*** Begin section ***

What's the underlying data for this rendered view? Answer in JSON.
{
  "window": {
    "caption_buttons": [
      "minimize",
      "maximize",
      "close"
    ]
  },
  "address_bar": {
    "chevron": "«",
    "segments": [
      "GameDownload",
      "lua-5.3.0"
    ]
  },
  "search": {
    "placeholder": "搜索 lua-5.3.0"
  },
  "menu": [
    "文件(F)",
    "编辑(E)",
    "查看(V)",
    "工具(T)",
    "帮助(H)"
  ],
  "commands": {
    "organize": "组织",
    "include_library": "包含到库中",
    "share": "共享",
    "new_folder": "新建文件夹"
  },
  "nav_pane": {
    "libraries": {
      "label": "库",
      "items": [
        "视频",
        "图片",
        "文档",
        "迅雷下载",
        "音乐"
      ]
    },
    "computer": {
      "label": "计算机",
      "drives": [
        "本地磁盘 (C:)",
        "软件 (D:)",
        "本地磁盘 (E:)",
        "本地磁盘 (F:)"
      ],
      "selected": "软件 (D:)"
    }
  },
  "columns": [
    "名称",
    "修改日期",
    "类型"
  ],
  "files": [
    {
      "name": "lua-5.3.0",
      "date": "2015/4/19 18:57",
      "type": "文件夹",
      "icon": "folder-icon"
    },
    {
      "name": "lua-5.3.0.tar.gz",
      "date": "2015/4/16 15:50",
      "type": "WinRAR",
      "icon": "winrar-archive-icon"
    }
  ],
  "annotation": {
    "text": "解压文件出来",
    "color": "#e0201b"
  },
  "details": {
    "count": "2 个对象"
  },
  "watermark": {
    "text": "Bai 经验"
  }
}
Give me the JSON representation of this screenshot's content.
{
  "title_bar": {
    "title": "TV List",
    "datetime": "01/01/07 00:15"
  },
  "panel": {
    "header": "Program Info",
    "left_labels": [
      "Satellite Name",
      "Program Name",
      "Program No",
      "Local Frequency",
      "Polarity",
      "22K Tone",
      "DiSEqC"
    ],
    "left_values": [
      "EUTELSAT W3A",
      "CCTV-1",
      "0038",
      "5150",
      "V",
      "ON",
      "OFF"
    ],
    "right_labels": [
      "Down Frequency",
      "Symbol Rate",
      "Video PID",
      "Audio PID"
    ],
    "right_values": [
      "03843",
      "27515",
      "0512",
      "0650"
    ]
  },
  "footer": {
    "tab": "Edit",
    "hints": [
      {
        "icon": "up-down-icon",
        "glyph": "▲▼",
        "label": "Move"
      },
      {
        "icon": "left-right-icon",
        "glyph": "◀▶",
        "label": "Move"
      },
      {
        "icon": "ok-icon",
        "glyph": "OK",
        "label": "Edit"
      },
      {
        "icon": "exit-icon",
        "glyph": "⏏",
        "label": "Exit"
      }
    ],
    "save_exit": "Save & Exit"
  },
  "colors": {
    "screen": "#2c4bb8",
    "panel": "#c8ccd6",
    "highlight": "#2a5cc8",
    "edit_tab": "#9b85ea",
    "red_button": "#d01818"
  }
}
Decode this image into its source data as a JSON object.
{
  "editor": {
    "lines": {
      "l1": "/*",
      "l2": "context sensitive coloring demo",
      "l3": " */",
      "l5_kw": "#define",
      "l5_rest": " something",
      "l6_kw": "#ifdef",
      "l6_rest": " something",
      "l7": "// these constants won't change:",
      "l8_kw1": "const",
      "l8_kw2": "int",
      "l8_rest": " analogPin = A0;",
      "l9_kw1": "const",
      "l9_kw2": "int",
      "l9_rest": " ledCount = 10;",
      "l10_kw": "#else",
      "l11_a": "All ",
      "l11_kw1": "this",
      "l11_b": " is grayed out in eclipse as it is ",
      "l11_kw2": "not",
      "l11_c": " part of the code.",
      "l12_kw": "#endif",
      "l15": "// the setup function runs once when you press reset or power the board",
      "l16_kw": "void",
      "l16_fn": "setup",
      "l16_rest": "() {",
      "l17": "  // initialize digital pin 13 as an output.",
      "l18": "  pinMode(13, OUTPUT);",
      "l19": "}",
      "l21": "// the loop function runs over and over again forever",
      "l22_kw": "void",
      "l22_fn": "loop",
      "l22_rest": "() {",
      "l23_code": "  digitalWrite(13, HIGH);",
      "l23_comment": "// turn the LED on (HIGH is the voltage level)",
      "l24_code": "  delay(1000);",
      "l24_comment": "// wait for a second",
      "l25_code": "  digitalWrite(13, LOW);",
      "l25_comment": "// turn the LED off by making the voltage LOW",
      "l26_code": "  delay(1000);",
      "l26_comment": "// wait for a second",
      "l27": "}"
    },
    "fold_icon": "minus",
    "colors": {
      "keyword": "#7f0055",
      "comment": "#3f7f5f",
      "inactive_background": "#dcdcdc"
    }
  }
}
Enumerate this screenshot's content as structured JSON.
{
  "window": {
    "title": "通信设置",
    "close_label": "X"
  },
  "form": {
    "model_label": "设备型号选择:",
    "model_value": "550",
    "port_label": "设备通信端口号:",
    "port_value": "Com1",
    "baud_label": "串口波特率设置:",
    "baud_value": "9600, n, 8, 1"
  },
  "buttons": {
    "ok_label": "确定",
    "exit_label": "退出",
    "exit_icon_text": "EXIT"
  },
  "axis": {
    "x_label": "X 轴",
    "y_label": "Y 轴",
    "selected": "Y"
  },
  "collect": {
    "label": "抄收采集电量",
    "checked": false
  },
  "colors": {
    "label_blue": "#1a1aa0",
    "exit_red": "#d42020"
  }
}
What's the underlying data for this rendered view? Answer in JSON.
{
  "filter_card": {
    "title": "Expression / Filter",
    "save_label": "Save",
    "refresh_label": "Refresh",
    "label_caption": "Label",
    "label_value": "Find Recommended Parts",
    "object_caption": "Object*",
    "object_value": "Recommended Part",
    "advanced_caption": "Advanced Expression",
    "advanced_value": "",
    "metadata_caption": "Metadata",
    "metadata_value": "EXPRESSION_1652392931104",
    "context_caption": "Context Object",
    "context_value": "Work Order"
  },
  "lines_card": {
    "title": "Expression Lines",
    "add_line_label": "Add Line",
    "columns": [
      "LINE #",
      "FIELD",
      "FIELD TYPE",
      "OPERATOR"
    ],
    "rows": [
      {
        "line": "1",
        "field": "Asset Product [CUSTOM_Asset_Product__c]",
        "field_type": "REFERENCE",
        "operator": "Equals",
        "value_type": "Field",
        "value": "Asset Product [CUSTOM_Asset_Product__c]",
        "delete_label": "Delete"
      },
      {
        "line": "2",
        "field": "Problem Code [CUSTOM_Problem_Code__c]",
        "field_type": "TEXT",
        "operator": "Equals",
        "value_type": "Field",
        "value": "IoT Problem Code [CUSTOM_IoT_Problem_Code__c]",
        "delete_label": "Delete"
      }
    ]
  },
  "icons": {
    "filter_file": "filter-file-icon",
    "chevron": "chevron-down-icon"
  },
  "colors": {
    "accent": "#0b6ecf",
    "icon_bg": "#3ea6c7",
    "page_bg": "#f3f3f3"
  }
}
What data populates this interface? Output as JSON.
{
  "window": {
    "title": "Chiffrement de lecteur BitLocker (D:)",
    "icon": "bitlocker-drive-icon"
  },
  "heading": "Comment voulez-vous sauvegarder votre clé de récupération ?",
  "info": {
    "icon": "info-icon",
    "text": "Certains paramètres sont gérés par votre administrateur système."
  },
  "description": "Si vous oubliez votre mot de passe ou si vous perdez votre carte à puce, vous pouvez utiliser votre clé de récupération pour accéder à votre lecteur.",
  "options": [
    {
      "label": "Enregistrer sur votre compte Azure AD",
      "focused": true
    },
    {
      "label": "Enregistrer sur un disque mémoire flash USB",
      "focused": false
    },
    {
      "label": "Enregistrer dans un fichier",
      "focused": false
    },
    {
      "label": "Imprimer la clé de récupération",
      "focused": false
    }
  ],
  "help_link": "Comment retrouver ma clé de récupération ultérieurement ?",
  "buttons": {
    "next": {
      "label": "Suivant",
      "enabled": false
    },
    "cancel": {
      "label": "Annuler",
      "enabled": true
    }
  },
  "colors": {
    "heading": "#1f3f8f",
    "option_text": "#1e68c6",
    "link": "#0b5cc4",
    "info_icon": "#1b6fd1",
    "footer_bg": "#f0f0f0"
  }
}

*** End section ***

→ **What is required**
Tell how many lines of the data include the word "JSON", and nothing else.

→ **Answer to this exercise**
6